*** EXTRACTED DATA ***

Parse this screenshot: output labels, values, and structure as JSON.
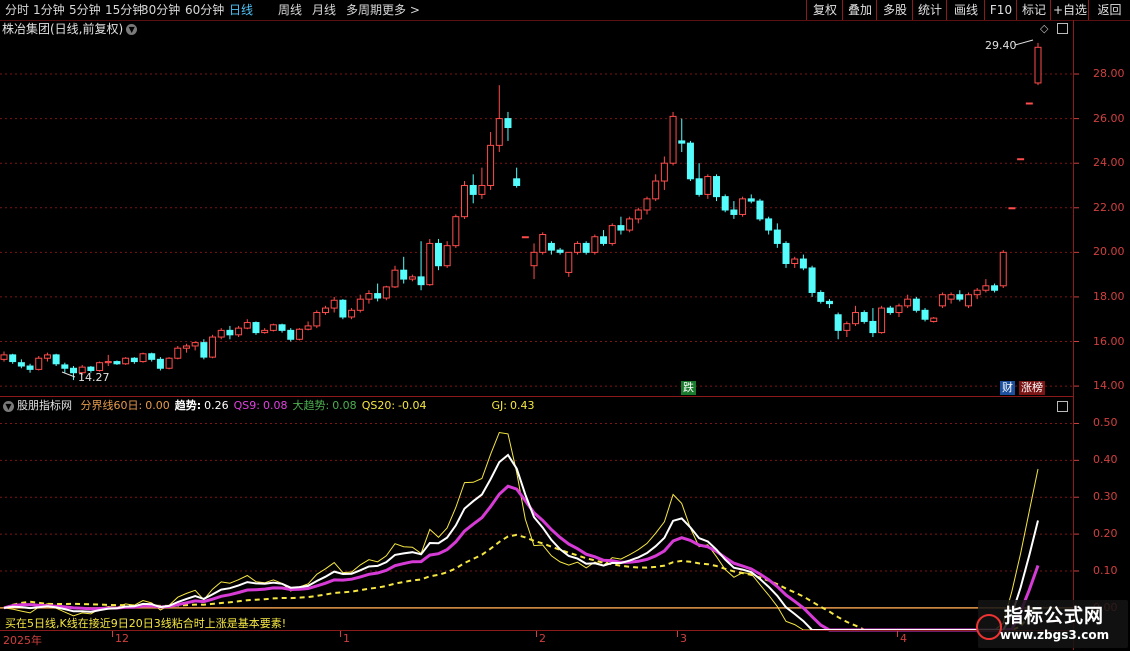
{
  "toolbar": {
    "periods": [
      "分时",
      "1分钟",
      "5分钟",
      "15分钟",
      "30分钟",
      "60分钟",
      "日线",
      "周线",
      "月线",
      "多周期",
      "更多"
    ],
    "active_period": "日线",
    "more_chevron": ">",
    "right_buttons": [
      "复权",
      "叠加",
      "多股",
      "统计",
      "画线",
      "F10",
      "标记",
      "+自选",
      "返回"
    ]
  },
  "stock": {
    "title": "株冶集团(日线,前复权)",
    "dropdown_icon": "chevron-down-icon"
  },
  "price_axis": {
    "labels": [
      "28.00",
      "26.00",
      "24.00",
      "22.00",
      "20.00",
      "18.00",
      "16.00",
      "14.00"
    ],
    "range": [
      13.6,
      30.2
    ]
  },
  "annotations": {
    "high_label": "29.40",
    "low_label": "14.27",
    "badge_die": "跌",
    "badge_cai": "财",
    "badge_zhangting": "涨榜"
  },
  "indicator": {
    "name": "股朋指标网",
    "items": [
      {
        "label": "分界线60日:",
        "value": "0.00",
        "color": "#e69a4c"
      },
      {
        "label": "趋势:",
        "value": "0.26",
        "color": "#ffffff"
      },
      {
        "label": "QS9:",
        "value": "0.08",
        "color": "#e040e0"
      },
      {
        "label": "大趋势:",
        "value": "0.08",
        "color": "#4caf50"
      },
      {
        "label": "QS20:",
        "value": "-0.04",
        "color": "#f5e642"
      },
      {
        "label": "GJ:",
        "value": "0.43",
        "color": "#f5e642"
      }
    ],
    "axis_labels": [
      "0.50",
      "0.40",
      "0.30",
      "0.20",
      "0.10",
      "0.00"
    ],
    "range": [
      -0.06,
      0.55
    ]
  },
  "bottom_note": "买在5日线,K线在接近9日20日3线粘合时上涨是基本要素!",
  "time_axis": {
    "labels": [
      "2025年",
      "12",
      "1",
      "2",
      "3",
      "4"
    ]
  },
  "watermark": {
    "title": "指标公式网",
    "url": "www.zbgs3.com"
  },
  "colors": {
    "up": "#ff4c4c",
    "down": "#54fcfc",
    "grid": "#7a1515",
    "axis": "#d04040"
  },
  "candles": [
    [
      15.2,
      15.55,
      15.1,
      15.4
    ],
    [
      15.4,
      15.45,
      15.0,
      15.1
    ],
    [
      15.05,
      15.2,
      14.8,
      14.9
    ],
    [
      14.9,
      15.0,
      14.6,
      14.75
    ],
    [
      14.75,
      15.35,
      14.7,
      15.25
    ],
    [
      15.25,
      15.5,
      15.1,
      15.4
    ],
    [
      15.4,
      15.45,
      14.9,
      15.0
    ],
    [
      14.95,
      15.05,
      14.6,
      14.8
    ],
    [
      14.8,
      14.9,
      14.27,
      14.6
    ],
    [
      14.6,
      14.95,
      14.5,
      14.85
    ],
    [
      14.85,
      14.9,
      14.6,
      14.7
    ],
    [
      14.7,
      15.1,
      14.65,
      15.05
    ],
    [
      15.05,
      15.4,
      14.9,
      15.1
    ],
    [
      15.1,
      15.15,
      14.95,
      15.0
    ],
    [
      15.0,
      15.3,
      14.95,
      15.25
    ],
    [
      15.25,
      15.3,
      15.0,
      15.1
    ],
    [
      15.1,
      15.5,
      15.05,
      15.45
    ],
    [
      15.45,
      15.5,
      15.1,
      15.2
    ],
    [
      15.2,
      15.3,
      14.7,
      14.8
    ],
    [
      14.8,
      15.3,
      14.75,
      15.25
    ],
    [
      15.25,
      15.8,
      15.2,
      15.7
    ],
    [
      15.7,
      15.9,
      15.5,
      15.8
    ],
    [
      15.8,
      16.0,
      15.6,
      15.95
    ],
    [
      15.95,
      16.1,
      15.2,
      15.3
    ],
    [
      15.3,
      16.3,
      15.25,
      16.2
    ],
    [
      16.2,
      16.6,
      16.1,
      16.5
    ],
    [
      16.5,
      16.7,
      16.1,
      16.3
    ],
    [
      16.3,
      16.7,
      16.2,
      16.6
    ],
    [
      16.6,
      17.0,
      16.55,
      16.85
    ],
    [
      16.85,
      16.9,
      16.3,
      16.4
    ],
    [
      16.4,
      16.6,
      16.35,
      16.5
    ],
    [
      16.5,
      16.8,
      16.45,
      16.75
    ],
    [
      16.75,
      16.8,
      16.4,
      16.5
    ],
    [
      16.5,
      16.6,
      16.0,
      16.1
    ],
    [
      16.1,
      16.6,
      16.05,
      16.55
    ],
    [
      16.55,
      16.9,
      16.5,
      16.7
    ],
    [
      16.7,
      17.4,
      16.6,
      17.3
    ],
    [
      17.3,
      17.6,
      17.2,
      17.5
    ],
    [
      17.5,
      18.0,
      17.3,
      17.85
    ],
    [
      17.85,
      17.9,
      17.0,
      17.1
    ],
    [
      17.1,
      17.5,
      17.0,
      17.4
    ],
    [
      17.4,
      18.1,
      17.3,
      17.9
    ],
    [
      17.9,
      18.3,
      17.7,
      18.15
    ],
    [
      18.15,
      18.6,
      17.8,
      17.95
    ],
    [
      17.95,
      18.5,
      17.85,
      18.45
    ],
    [
      18.45,
      19.4,
      18.4,
      19.2
    ],
    [
      19.2,
      19.8,
      18.6,
      18.8
    ],
    [
      18.8,
      19.0,
      18.7,
      18.9
    ],
    [
      18.9,
      20.5,
      18.3,
      18.55
    ],
    [
      18.55,
      20.6,
      18.5,
      20.4
    ],
    [
      20.4,
      20.6,
      19.2,
      19.4
    ],
    [
      19.4,
      20.5,
      19.3,
      20.3
    ],
    [
      20.3,
      21.7,
      20.2,
      21.6
    ],
    [
      21.6,
      23.2,
      21.5,
      23.0
    ],
    [
      23.0,
      23.5,
      22.2,
      22.6
    ],
    [
      22.6,
      23.8,
      22.4,
      23.0
    ],
    [
      23.0,
      25.4,
      22.8,
      24.8
    ],
    [
      24.8,
      27.5,
      24.5,
      26.0
    ],
    [
      26.0,
      26.3,
      25.0,
      25.6
    ],
    [
      23.3,
      23.8,
      22.9,
      23.0
    ],
    [
      20.7,
      20.7,
      20.7,
      20.7
    ],
    [
      19.4,
      20.4,
      18.8,
      20.0
    ],
    [
      20.0,
      20.9,
      19.9,
      20.8
    ],
    [
      20.4,
      20.5,
      19.9,
      20.1
    ],
    [
      20.1,
      20.2,
      19.9,
      20.0
    ],
    [
      19.1,
      20.0,
      18.9,
      20.0
    ],
    [
      20.0,
      20.5,
      19.9,
      20.4
    ],
    [
      20.4,
      20.5,
      19.9,
      20.0
    ],
    [
      20.0,
      20.8,
      19.9,
      20.7
    ],
    [
      20.7,
      21.0,
      20.3,
      20.4
    ],
    [
      20.4,
      21.3,
      20.3,
      21.2
    ],
    [
      21.2,
      21.6,
      20.8,
      21.0
    ],
    [
      21.0,
      21.6,
      20.9,
      21.5
    ],
    [
      21.5,
      22.0,
      21.3,
      21.9
    ],
    [
      21.9,
      22.5,
      21.7,
      22.4
    ],
    [
      22.4,
      23.5,
      22.3,
      23.2
    ],
    [
      23.2,
      24.3,
      22.8,
      24.0
    ],
    [
      24.0,
      26.3,
      23.9,
      26.1
    ],
    [
      25.0,
      26.0,
      24.5,
      24.9
    ],
    [
      24.9,
      25.0,
      23.2,
      23.3
    ],
    [
      23.3,
      24.0,
      22.5,
      22.6
    ],
    [
      22.6,
      23.5,
      22.4,
      23.4
    ],
    [
      23.4,
      23.5,
      22.3,
      22.5
    ],
    [
      22.5,
      22.6,
      21.8,
      21.9
    ],
    [
      21.9,
      22.3,
      21.5,
      21.7
    ],
    [
      21.7,
      22.5,
      21.6,
      22.4
    ],
    [
      22.4,
      22.6,
      22.2,
      22.3
    ],
    [
      22.3,
      22.4,
      21.4,
      21.5
    ],
    [
      21.5,
      21.6,
      20.8,
      21.0
    ],
    [
      21.0,
      21.3,
      20.2,
      20.4
    ],
    [
      20.4,
      20.5,
      19.3,
      19.5
    ],
    [
      19.5,
      19.8,
      19.3,
      19.7
    ],
    [
      19.7,
      19.9,
      19.2,
      19.3
    ],
    [
      19.3,
      19.4,
      18.0,
      18.2
    ],
    [
      18.2,
      18.3,
      17.7,
      17.8
    ],
    [
      17.8,
      17.9,
      17.5,
      17.7
    ],
    [
      17.2,
      17.3,
      16.1,
      16.5
    ],
    [
      16.5,
      16.9,
      16.2,
      16.8
    ],
    [
      16.8,
      17.6,
      16.7,
      17.3
    ],
    [
      17.3,
      17.4,
      16.8,
      16.9
    ],
    [
      16.9,
      17.5,
      16.2,
      16.4
    ],
    [
      16.4,
      17.6,
      16.35,
      17.5
    ],
    [
      17.5,
      17.6,
      17.2,
      17.3
    ],
    [
      17.3,
      17.7,
      17.1,
      17.6
    ],
    [
      17.6,
      18.1,
      17.5,
      17.9
    ],
    [
      17.9,
      18.0,
      17.3,
      17.4
    ],
    [
      17.4,
      17.5,
      16.9,
      17.0
    ],
    [
      16.9,
      17.1,
      16.85,
      17.05
    ],
    [
      17.6,
      18.2,
      17.5,
      18.1
    ],
    [
      17.9,
      18.2,
      17.7,
      18.1
    ],
    [
      18.1,
      18.3,
      17.8,
      17.9
    ],
    [
      17.6,
      18.2,
      17.5,
      18.1
    ],
    [
      18.1,
      18.4,
      17.9,
      18.3
    ],
    [
      18.3,
      18.8,
      18.2,
      18.5
    ],
    [
      18.5,
      18.6,
      18.2,
      18.3
    ],
    [
      18.5,
      20.1,
      18.4,
      20.0
    ],
    [
      22.0,
      22.0,
      22.0,
      22.0
    ],
    [
      24.2,
      24.2,
      24.2,
      24.2
    ],
    [
      26.7,
      26.7,
      26.7,
      26.7
    ],
    [
      27.6,
      29.4,
      27.5,
      29.2
    ]
  ]
}
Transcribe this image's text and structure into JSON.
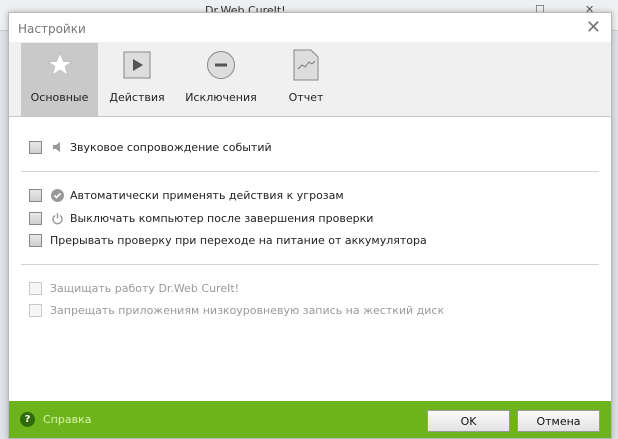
{
  "background_window": {
    "title": "Dr.Web CureIt!"
  },
  "dialog": {
    "title": "Настройки"
  },
  "tabs": [
    {
      "label": "Основные",
      "icon": "star-icon",
      "selected": true
    },
    {
      "label": "Действия",
      "icon": "play-icon",
      "selected": false
    },
    {
      "label": "Исключения",
      "icon": "minus-circle-icon",
      "selected": false
    },
    {
      "label": "Отчет",
      "icon": "report-document-icon",
      "selected": false
    }
  ],
  "options": [
    {
      "label": "Звуковое сопровождение событий",
      "icon": "speaker-icon",
      "checked": false,
      "enabled": true
    },
    {
      "label": "Автоматически применять действия к угрозам",
      "icon": "check-circle-icon",
      "checked": false,
      "enabled": true
    },
    {
      "label": "Выключать компьютер после завершения проверки",
      "icon": "power-icon",
      "checked": false,
      "enabled": true
    },
    {
      "label": "Прерывать проверку при переходе на питание от аккумулятора",
      "checked": false,
      "enabled": true
    },
    {
      "label": "Защищать работу Dr.Web CureIt!",
      "checked": false,
      "enabled": false
    },
    {
      "label": "Запрещать приложениям низкоуровневую запись на жесткий диск",
      "checked": false,
      "enabled": false
    }
  ],
  "footer": {
    "help": "Справка",
    "ok": "OK",
    "cancel": "Отмена",
    "color": "#6db31b"
  }
}
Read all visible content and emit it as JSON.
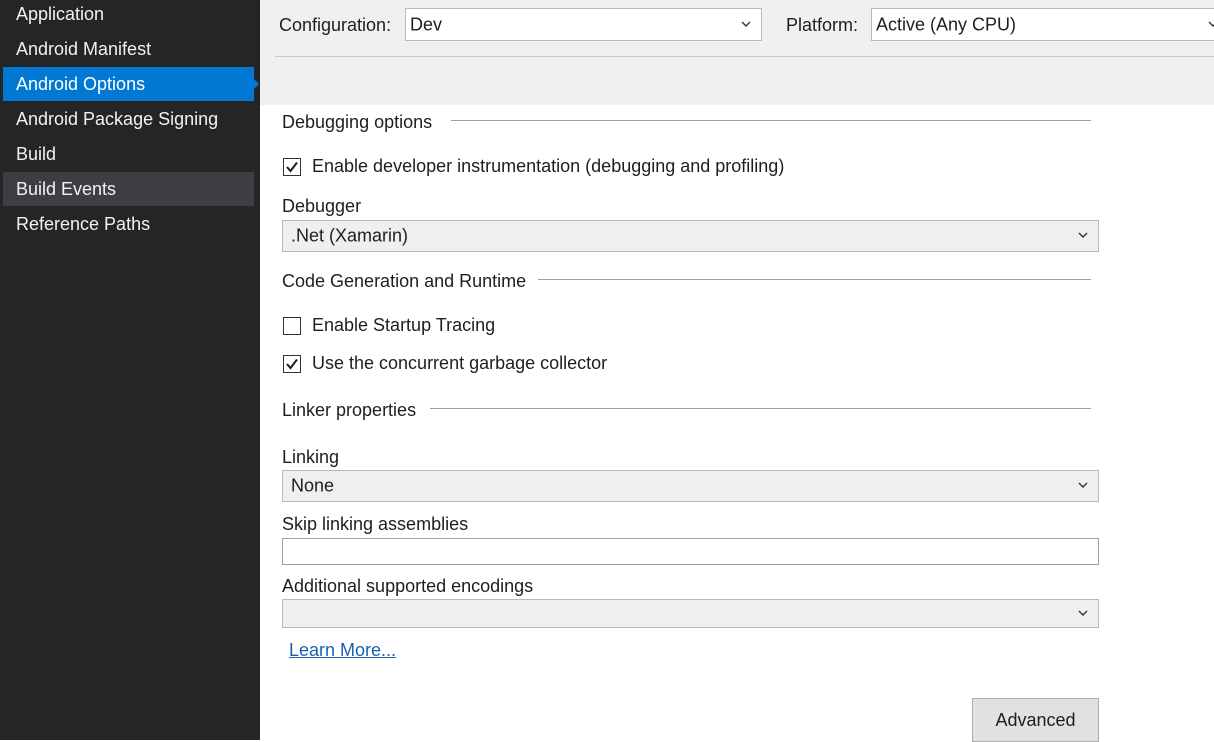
{
  "sidebar": {
    "items": [
      {
        "label": "Application"
      },
      {
        "label": "Android Manifest"
      },
      {
        "label": "Android Options"
      },
      {
        "label": "Android Package Signing"
      },
      {
        "label": "Build"
      },
      {
        "label": "Build Events"
      },
      {
        "label": "Reference Paths"
      }
    ],
    "selected_index": 2,
    "hovered_index": 5
  },
  "toolbar": {
    "configuration_label": "Configuration:",
    "configuration_value": "Dev",
    "platform_label": "Platform:",
    "platform_value": "Active (Any CPU)"
  },
  "debugging": {
    "section_title": "Debugging options",
    "enable_instrumentation_label": "Enable developer instrumentation (debugging and profiling)",
    "enable_instrumentation_checked": true,
    "debugger_label": "Debugger",
    "debugger_value": ".Net (Xamarin)"
  },
  "codegen": {
    "section_title": "Code Generation and Runtime",
    "startup_tracing_label": "Enable Startup Tracing",
    "startup_tracing_checked": false,
    "concurrent_gc_label": "Use the concurrent garbage collector",
    "concurrent_gc_checked": true
  },
  "linker": {
    "section_title": "Linker properties",
    "linking_label": "Linking",
    "linking_value": "None",
    "skip_assemblies_label": "Skip linking assemblies",
    "skip_assemblies_value": "",
    "encodings_label": "Additional supported encodings",
    "encodings_value": ""
  },
  "learn_more_label": "Learn More...",
  "advanced_button_label": "Advanced",
  "colors": {
    "sidebar_bg": "#252526",
    "selected_bg": "#0078d4",
    "hover_bg": "#3e3e42",
    "link": "#1a5fb4"
  }
}
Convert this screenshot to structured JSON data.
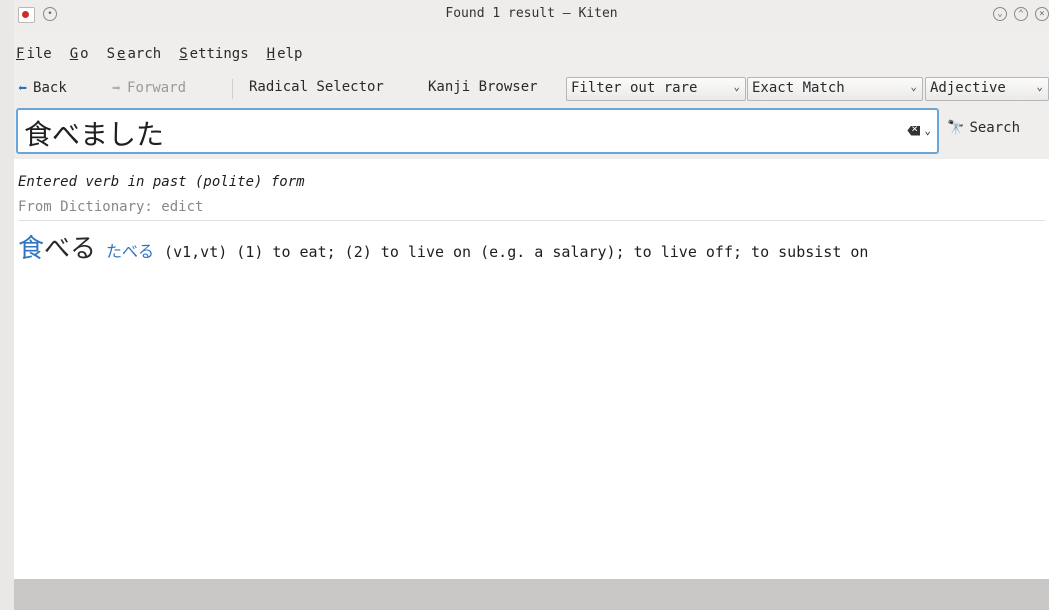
{
  "window": {
    "title": "Found 1 result – Kiten"
  },
  "menu": {
    "file": {
      "u": "F",
      "rest": "ile"
    },
    "go": {
      "u": "G",
      "rest": "o"
    },
    "search": {
      "pre": "S",
      "u": "e",
      "rest": "arch"
    },
    "settings": {
      "u": "S",
      "rest": "ettings"
    },
    "help": {
      "u": "H",
      "rest": "elp"
    }
  },
  "toolbar": {
    "back": "Back",
    "forward": "Forward",
    "radical_selector": "Radical Selector",
    "kanji_browser": "Kanji Browser",
    "filter_combo": "Filter out rare",
    "match_combo": "Exact Match",
    "type_combo": "Adjective"
  },
  "search": {
    "query": "食べました",
    "button_label": "Search"
  },
  "results": {
    "deinflection_note": "Entered verb in past (polite) form",
    "source": "From Dictionary: edict",
    "entries": [
      {
        "kanji": "食",
        "kana_suffix": "べる",
        "reading": "たべる",
        "definition": "(v1,vt) (1) to eat; (2) to live on (e.g. a salary); to live off; to subsist on"
      }
    ]
  },
  "icons": {
    "back": "arrow-left-icon",
    "forward": "arrow-right-icon",
    "clear": "backspace-clear-icon",
    "search": "binoculars-icon"
  }
}
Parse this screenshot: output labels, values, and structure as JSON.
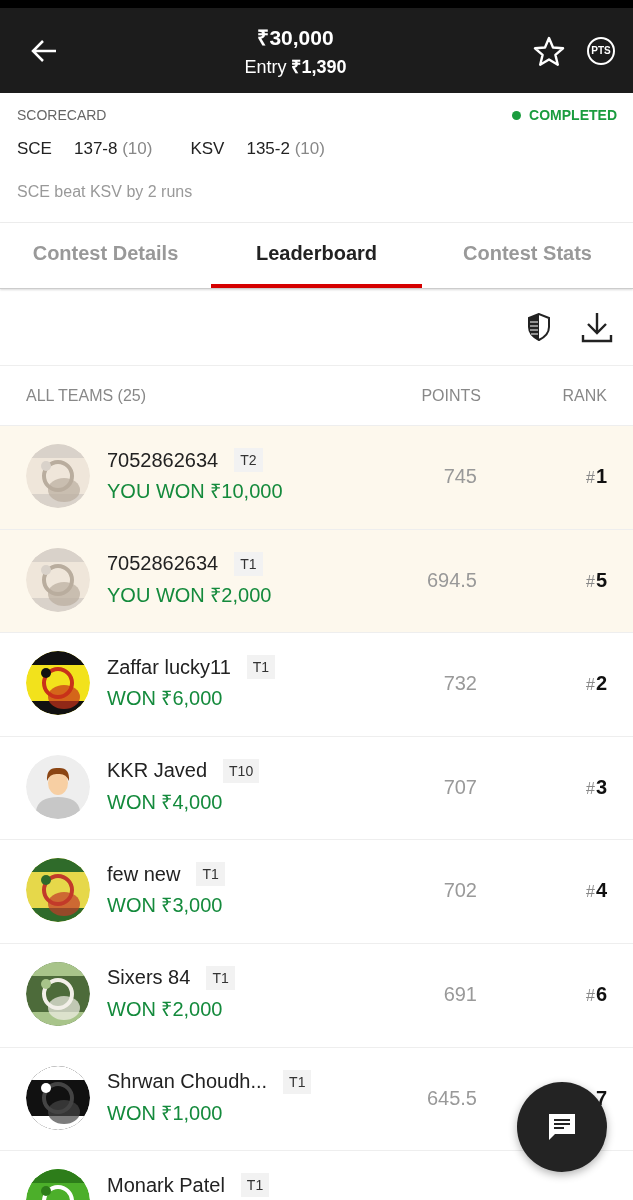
{
  "header": {
    "prize": "₹30,000",
    "entry_label": "Entry",
    "entry_amount": "₹1,390",
    "points_badge": "PTS"
  },
  "scorecard": {
    "title": "SCORECARD",
    "status": "COMPLETED",
    "teams": [
      {
        "name": "SCE",
        "score": "137-8",
        "overs": "(10)"
      },
      {
        "name": "KSV",
        "score": "135-2",
        "overs": "(10)"
      }
    ],
    "result": "SCE beat KSV by 2 runs"
  },
  "tabs": [
    {
      "label": "Contest Details",
      "selected": false
    },
    {
      "label": "Leaderboard",
      "selected": true
    },
    {
      "label": "Contest Stats",
      "selected": false
    }
  ],
  "leaderboard": {
    "columns": [
      "ALL TEAMS (25)",
      "POINTS",
      "RANK"
    ],
    "rows": [
      {
        "kind": "picture",
        "name": "7052862634",
        "team": "T2",
        "prize": "YOU WON ₹10,000",
        "points": "745",
        "rank_mark": "#",
        "rank": "1",
        "mine": true
      },
      {
        "kind": "picture",
        "name": "7052862634",
        "team": "T1",
        "prize": "YOU WON ₹2,000",
        "points": "694.5",
        "rank_mark": "#",
        "rank": "5",
        "mine": true
      },
      {
        "kind": "picture",
        "name": "Zaffar lucky11",
        "team": "T1",
        "prize": "WON ₹6,000",
        "points": "732",
        "rank_mark": "#",
        "rank": "2",
        "mine": false
      },
      {
        "kind": "default",
        "name": "KKR Javed",
        "team": "T10",
        "prize": "WON ₹4,000",
        "points": "707",
        "rank_mark": "#",
        "rank": "3",
        "mine": false
      },
      {
        "kind": "picture",
        "name": "few new",
        "team": "T1",
        "prize": "WON ₹3,000",
        "points": "702",
        "rank_mark": "#",
        "rank": "4",
        "mine": false
      },
      {
        "kind": "picture",
        "name": "Sixers 84",
        "team": "T1",
        "prize": "WON ₹2,000",
        "points": "691",
        "rank_mark": "#",
        "rank": "6",
        "mine": false
      },
      {
        "kind": "picture",
        "name": "Shrwan Choudh...",
        "team": "T1",
        "prize": "WON ₹1,000",
        "points": "645.5",
        "rank": "7",
        "mine": false
      },
      {
        "kind": "picture",
        "name": "Monark Patel",
        "team": "T1",
        "mine": false
      }
    ]
  }
}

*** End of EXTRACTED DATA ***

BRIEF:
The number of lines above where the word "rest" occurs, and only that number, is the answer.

RESULT OF THE TASK:
5